Many people put off writing a Will for different reasons, with the most common reason being an uncertainty as to who they should leave their money or property to and a fear of causing upset within the family circle. Our aim is to ensure that once you have signed your Will you are able to continue with your everyday life with peace of mind.
We have been helping our clients for many years to make provision for their family, friends or favourite charities upon their death. Wills are an essential element in estate planning as without one, the law will determine how your assets are distributed under the rules of intestacy.
We offer the following services:
- Initial consultation to discuss your wishes
- Professional drafting of your Will
- Meeting with you to explain the draft Will
- Arranging the signature and witnessing of your Will
- Retaining your original Will in our safe
- Advice on Inheritance Tax
- Enduring Powers of Attorney
- Living Wills
- Trust drafting
ADMINISTRATION OF ESTATES
The process of dealing with the administration of an estate can be complex and time consuming. Executors appointed by the deceased person’s Will, or next of kin upon intestacy, find themselves with added responsibility, at what is already a difficult time following the death of a loved one. In order to alleviate some of this stress, you may wish to instruct a solicitor to deal with the administration process on your behalf.

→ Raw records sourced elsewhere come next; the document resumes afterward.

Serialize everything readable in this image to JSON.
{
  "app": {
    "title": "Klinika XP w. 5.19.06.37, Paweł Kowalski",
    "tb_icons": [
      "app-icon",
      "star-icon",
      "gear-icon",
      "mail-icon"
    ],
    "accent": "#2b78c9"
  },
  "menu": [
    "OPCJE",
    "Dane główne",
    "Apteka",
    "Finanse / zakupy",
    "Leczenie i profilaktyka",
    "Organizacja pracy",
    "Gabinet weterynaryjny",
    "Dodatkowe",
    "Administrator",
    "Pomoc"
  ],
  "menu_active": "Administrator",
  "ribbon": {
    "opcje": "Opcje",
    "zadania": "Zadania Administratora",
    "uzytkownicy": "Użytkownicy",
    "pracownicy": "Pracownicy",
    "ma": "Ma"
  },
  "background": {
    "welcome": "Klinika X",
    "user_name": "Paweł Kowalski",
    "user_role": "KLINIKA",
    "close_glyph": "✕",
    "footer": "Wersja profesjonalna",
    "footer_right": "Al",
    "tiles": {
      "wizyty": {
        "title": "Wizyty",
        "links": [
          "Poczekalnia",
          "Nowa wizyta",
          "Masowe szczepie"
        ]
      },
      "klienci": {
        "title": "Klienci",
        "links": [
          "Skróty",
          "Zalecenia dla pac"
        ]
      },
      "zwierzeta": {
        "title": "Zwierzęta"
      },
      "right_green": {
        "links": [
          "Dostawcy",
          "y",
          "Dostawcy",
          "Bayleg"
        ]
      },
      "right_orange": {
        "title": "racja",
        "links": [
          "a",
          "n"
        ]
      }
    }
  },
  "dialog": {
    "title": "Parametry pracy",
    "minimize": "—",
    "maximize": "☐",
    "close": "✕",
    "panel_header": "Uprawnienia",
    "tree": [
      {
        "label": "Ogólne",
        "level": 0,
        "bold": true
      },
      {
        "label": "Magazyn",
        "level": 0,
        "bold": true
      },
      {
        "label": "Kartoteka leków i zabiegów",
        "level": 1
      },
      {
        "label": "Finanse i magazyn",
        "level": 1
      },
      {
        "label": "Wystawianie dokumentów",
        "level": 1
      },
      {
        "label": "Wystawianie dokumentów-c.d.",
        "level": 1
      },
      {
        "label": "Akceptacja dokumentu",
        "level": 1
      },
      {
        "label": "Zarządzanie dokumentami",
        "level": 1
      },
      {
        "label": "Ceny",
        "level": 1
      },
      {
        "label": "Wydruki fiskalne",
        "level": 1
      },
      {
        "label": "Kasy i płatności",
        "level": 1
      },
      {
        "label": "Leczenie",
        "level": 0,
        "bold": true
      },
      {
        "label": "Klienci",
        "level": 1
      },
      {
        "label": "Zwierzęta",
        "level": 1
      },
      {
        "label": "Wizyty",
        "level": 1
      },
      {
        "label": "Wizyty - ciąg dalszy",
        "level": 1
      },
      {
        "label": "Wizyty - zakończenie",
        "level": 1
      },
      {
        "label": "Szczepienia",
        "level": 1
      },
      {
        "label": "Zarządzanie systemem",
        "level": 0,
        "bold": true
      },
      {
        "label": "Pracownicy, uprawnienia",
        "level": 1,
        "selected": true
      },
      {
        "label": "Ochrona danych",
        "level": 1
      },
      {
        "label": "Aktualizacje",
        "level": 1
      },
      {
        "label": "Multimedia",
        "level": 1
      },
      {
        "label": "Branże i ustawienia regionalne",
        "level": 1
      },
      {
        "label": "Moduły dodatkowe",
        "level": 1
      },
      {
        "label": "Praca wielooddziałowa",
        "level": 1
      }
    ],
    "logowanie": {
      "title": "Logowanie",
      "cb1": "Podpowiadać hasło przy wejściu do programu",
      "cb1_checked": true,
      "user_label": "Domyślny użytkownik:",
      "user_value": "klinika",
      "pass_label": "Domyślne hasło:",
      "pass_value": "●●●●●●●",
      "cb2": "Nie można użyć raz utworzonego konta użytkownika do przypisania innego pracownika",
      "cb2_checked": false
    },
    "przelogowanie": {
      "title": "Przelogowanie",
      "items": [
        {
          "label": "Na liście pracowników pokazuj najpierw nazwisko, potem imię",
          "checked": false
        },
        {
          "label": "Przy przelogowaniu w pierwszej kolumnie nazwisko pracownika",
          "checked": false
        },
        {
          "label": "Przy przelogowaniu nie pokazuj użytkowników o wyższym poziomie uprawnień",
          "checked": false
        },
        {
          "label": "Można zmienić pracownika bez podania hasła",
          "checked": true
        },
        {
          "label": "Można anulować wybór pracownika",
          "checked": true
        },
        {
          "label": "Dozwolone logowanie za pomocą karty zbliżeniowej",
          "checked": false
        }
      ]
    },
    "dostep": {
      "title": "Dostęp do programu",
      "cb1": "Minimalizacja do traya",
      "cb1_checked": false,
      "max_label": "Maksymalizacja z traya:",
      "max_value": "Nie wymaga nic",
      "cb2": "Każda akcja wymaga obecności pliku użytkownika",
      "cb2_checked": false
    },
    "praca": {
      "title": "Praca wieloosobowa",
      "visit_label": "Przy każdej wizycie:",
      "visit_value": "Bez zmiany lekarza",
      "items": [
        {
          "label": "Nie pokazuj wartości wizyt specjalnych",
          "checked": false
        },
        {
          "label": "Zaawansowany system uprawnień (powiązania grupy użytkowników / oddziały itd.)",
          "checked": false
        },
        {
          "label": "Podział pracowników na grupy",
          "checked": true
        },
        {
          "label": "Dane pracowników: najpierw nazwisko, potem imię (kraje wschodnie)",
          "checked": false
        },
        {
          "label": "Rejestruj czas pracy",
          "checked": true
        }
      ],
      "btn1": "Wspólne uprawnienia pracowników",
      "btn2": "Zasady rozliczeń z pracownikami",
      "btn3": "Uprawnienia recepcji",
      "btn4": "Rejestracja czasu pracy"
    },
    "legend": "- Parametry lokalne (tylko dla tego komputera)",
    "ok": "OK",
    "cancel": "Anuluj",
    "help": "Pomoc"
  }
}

We offer the following services:
- Preparation of theHMRC inheritance tax return
- Application for the Grant of Probate or Letters of Administration
- Gathering in assets and repaying liabilities
- Preparation of the Administration and Distribution Account
- Distributing the estate
- Deeds of Variation/Deeds of Family Arrangement
- Contested Probate actions
What happens in the administration of an Estate?
Administering an estate involves dealing with all the property, investments and other assets of the person who has died, aswell as settling any debts they may have incurred, such as Income Tax liabilities.
Once all the assets have been called in and the debts settled, the estate will be distributed between the beneficiaries listed in the deceased’s Will or in accordance with the intestacy rules if a Will was not made.
If the estate exceeds the Nil Rate band, there may also be inheritance tax payable on the assets held by the deceased. We will assist you in ascertaining the value of the deceased’s estate and advise you on how much inheritance tax is payable, and if there are any reliefs available.
Assets that will be taken into consideration for inheritance tax purposes include any property owed by the deceased, stock/shares, savings, pensions and Trusts from which the deceased benefited. Furthermore, we will ask you about any gifts made by the deceased prior to their death.
A person may leave their entire estate to their spouse without incurring any inheritance tax liability. Other common inheritance tax reliefs include business property relief and agricultural property relief. Charitable gifts are also exempt from inheritance tax.
Once the HMRC inheritance tax return has been submitted, we will proceed to obtain a Grant of Probate. If the deceased did not leave a Will, we obtain Letters of Administration. These documents give the Personal Representatives (the person named as Executor in the Will, or the next of kin if no Will was made) the ability to deal with the assets held by the deceased, i.e., calling in any monies held or being able to sell a property owned by the deceased.
Insolvent estates are becoming increasingly common. This is where the debts owed by the deceased outweigh the assets they own. If an estate is incorrectly administered or if the money is distributed before all the debts have been discovered and settled, the Executors are held to be personally liable. If you believe an estate to be insolvent we can advise you on how the possible risks may be avoided.
Please contact our team to arrange a convenient time for you to attend with us.
Telephone: 028 9024 3658